## WHAT THE TASK ASKS:
Please return each entry that follows exactly as written, and keep the pictures out.

## WORKING DATA:
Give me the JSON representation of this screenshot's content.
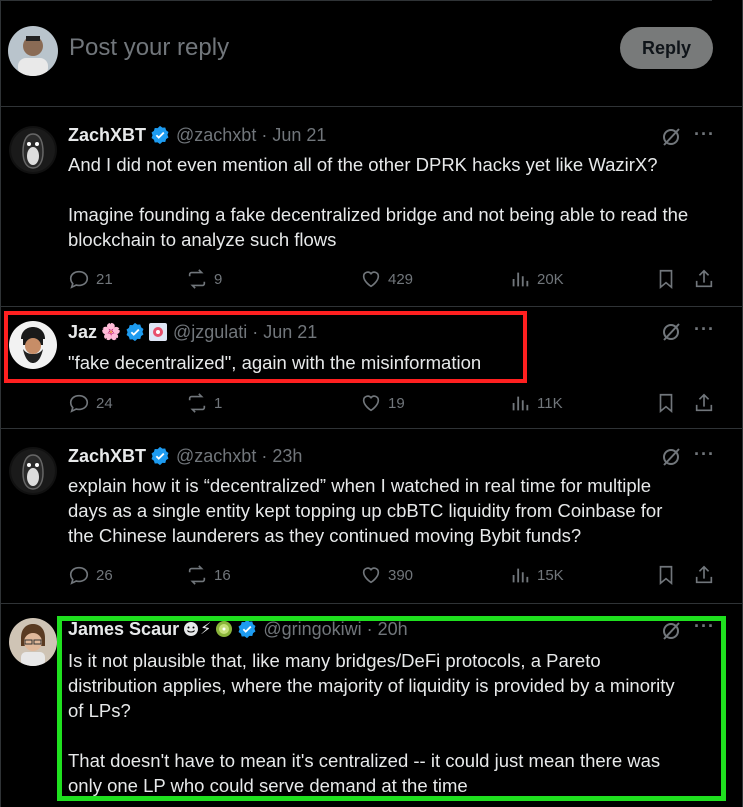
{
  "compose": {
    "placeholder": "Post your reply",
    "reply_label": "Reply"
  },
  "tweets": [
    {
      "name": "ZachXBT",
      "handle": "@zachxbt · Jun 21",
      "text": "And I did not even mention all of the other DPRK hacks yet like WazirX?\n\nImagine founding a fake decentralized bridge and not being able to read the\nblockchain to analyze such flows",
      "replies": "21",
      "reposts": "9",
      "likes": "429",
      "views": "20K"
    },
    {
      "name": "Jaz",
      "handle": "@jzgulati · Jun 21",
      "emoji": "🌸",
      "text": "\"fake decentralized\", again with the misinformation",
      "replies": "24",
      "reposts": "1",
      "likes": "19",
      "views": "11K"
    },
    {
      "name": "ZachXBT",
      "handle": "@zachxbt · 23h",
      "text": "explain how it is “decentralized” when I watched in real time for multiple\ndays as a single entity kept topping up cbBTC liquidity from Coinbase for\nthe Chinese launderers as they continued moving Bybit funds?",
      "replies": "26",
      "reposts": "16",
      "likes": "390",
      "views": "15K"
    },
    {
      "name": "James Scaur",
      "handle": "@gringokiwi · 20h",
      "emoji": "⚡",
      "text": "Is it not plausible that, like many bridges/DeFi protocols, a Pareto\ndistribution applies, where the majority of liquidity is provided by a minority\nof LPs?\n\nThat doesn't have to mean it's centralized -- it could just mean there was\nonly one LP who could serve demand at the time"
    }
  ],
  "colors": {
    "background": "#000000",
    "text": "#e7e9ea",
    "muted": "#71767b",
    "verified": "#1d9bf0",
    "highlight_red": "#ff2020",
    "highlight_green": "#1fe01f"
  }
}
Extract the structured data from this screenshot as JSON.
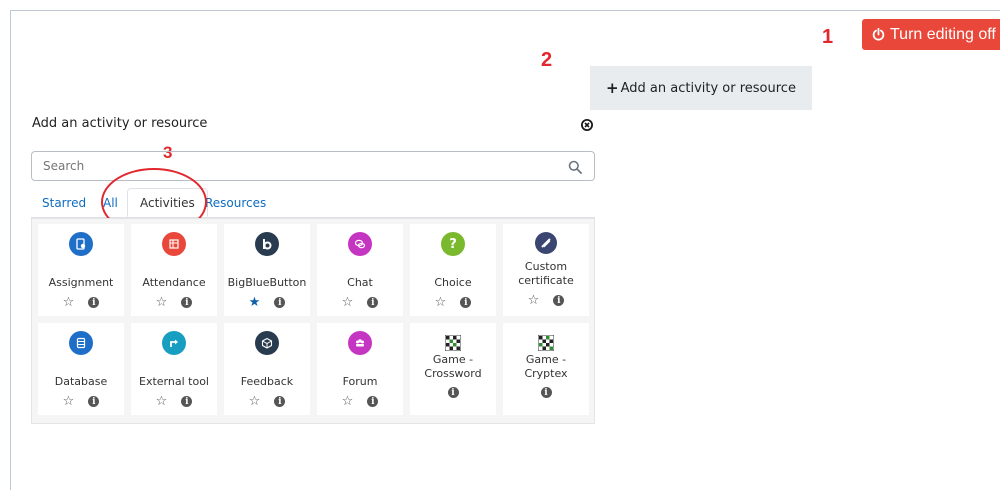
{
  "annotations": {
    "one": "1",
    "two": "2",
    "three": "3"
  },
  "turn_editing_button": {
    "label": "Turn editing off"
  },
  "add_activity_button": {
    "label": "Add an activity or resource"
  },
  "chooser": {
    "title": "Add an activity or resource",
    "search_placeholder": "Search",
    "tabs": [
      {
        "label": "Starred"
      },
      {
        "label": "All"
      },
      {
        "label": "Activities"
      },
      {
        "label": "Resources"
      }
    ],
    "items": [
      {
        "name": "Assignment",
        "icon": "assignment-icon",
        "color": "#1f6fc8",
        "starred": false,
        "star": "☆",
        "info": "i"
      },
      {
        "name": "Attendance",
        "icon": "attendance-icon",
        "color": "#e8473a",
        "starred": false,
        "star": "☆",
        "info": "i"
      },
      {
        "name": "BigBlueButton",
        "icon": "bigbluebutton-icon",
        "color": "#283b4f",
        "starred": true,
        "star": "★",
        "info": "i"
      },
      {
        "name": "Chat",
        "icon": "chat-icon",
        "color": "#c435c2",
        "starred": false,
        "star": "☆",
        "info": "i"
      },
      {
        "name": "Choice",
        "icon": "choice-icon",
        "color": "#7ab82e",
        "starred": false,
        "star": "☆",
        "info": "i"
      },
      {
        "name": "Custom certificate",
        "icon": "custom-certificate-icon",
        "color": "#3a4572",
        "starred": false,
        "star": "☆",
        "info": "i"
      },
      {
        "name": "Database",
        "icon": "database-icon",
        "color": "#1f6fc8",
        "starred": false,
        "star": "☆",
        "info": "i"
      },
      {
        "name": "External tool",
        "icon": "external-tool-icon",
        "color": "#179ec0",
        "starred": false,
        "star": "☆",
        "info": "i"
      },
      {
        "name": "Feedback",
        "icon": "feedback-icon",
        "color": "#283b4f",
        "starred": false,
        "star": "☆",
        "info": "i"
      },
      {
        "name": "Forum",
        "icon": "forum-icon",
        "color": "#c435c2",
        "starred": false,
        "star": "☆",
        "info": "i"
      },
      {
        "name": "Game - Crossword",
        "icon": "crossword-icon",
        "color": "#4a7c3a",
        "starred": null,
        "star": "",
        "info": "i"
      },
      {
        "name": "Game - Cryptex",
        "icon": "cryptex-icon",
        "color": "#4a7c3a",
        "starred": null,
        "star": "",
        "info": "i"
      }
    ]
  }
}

## RESPONSE TO THIS TASK:
Give me the JSON representation of this screenshot's content.
{
  "compose": {
    "placeholder": "Post your reply",
    "reply_label": "Reply"
  },
  "tweets": [
    {
      "name": "ZachXBT",
      "handle": "@zachxbt · Jun 21",
      "text": "And I did not even mention all of the other DPRK hacks yet like WazirX?\n\nImagine founding a fake decentralized bridge and not being able to read the\nblockchain to analyze such flows",
      "replies": "21",
      "reposts": "9",
      "likes": "429",
      "views": "20K"
    },
    {
      "name": "Jaz",
      "handle": "@jzgulati · Jun 21",
      "emoji": "🌸",
      "text": "\"fake decentralized\", again with the misinformation",
      "replies": "24",
      "reposts": "1",
      "likes": "19",
      "views": "11K"
    },
    {
      "name": "ZachXBT",
      "handle": "@zachxbt · 23h",
      "text": "explain how it is “decentralized” when I watched in real time for multiple\ndays as a single entity kept topping up cbBTC liquidity from Coinbase for\nthe Chinese launderers as they continued moving Bybit funds?",
      "replies": "26",
      "reposts": "16",
      "likes": "390",
      "views": "15K"
    },
    {
      "name": "James Scaur",
      "handle": "@gringokiwi · 20h",
      "emoji": "⚡",
      "text": "Is it not plausible that, like many bridges/DeFi protocols, a Pareto\ndistribution applies, where the majority of liquidity is provided by a minority\nof LPs?\n\nThat doesn't have to mean it's centralized -- it could just mean there was\nonly one LP who could serve demand at the time"
    }
  ],
  "colors": {
    "background": "#000000",
    "text": "#e7e9ea",
    "muted": "#71767b",
    "verified": "#1d9bf0",
    "highlight_red": "#ff2020",
    "highlight_green": "#1fe01f"
  }
}
Extract the structured data from this screenshot as JSON.
{
  "annotations": {
    "one": "1",
    "two": "2",
    "three": "3"
  },
  "turn_editing_button": {
    "label": "Turn editing off"
  },
  "add_activity_button": {
    "label": "Add an activity or resource"
  },
  "chooser": {
    "title": "Add an activity or resource",
    "search_placeholder": "Search",
    "tabs": [
      {
        "label": "Starred"
      },
      {
        "label": "All"
      },
      {
        "label": "Activities"
      },
      {
        "label": "Resources"
      }
    ],
    "items": [
      {
        "name": "Assignment",
        "icon": "assignment-icon",
        "color": "#1f6fc8",
        "starred": false,
        "star": "☆",
        "info": "i"
      },
      {
        "name": "Attendance",
        "icon": "attendance-icon",
        "color": "#e8473a",
        "starred": false,
        "star": "☆",
        "info": "i"
      },
      {
        "name": "BigBlueButton",
        "icon": "bigbluebutton-icon",
        "color": "#283b4f",
        "starred": true,
        "star": "★",
        "info": "i"
      },
      {
        "name": "Chat",
        "icon": "chat-icon",
        "color": "#c435c2",
        "starred": false,
        "star": "☆",
        "info": "i"
      },
      {
        "name": "Choice",
        "icon": "choice-icon",
        "color": "#7ab82e",
        "starred": false,
        "star": "☆",
        "info": "i"
      },
      {
        "name": "Custom certificate",
        "icon": "custom-certificate-icon",
        "color": "#3a4572",
        "starred": false,
        "star": "☆",
        "info": "i"
      },
      {
        "name": "Database",
        "icon": "database-icon",
        "color": "#1f6fc8",
        "starred": false,
        "star": "☆",
        "info": "i"
      },
      {
        "name": "External tool",
        "icon": "external-tool-icon",
        "color": "#179ec0",
        "starred": false,
        "star": "☆",
        "info": "i"
      },
      {
        "name": "Feedback",
        "icon": "feedback-icon",
        "color": "#283b4f",
        "starred": false,
        "star": "☆",
        "info": "i"
      },
      {
        "name": "Forum",
        "icon": "forum-icon",
        "color": "#c435c2",
        "starred": false,
        "star": "☆",
        "info": "i"
      },
      {
        "name": "Game - Crossword",
        "icon": "crossword-icon",
        "color": "#4a7c3a",
        "starred": null,
        "star": "",
        "info": "i"
      },
      {
        "name": "Game - Cryptex",
        "icon": "cryptex-icon",
        "color": "#4a7c3a",
        "starred": null,
        "star": "",
        "info": "i"
      }
    ]
  }
}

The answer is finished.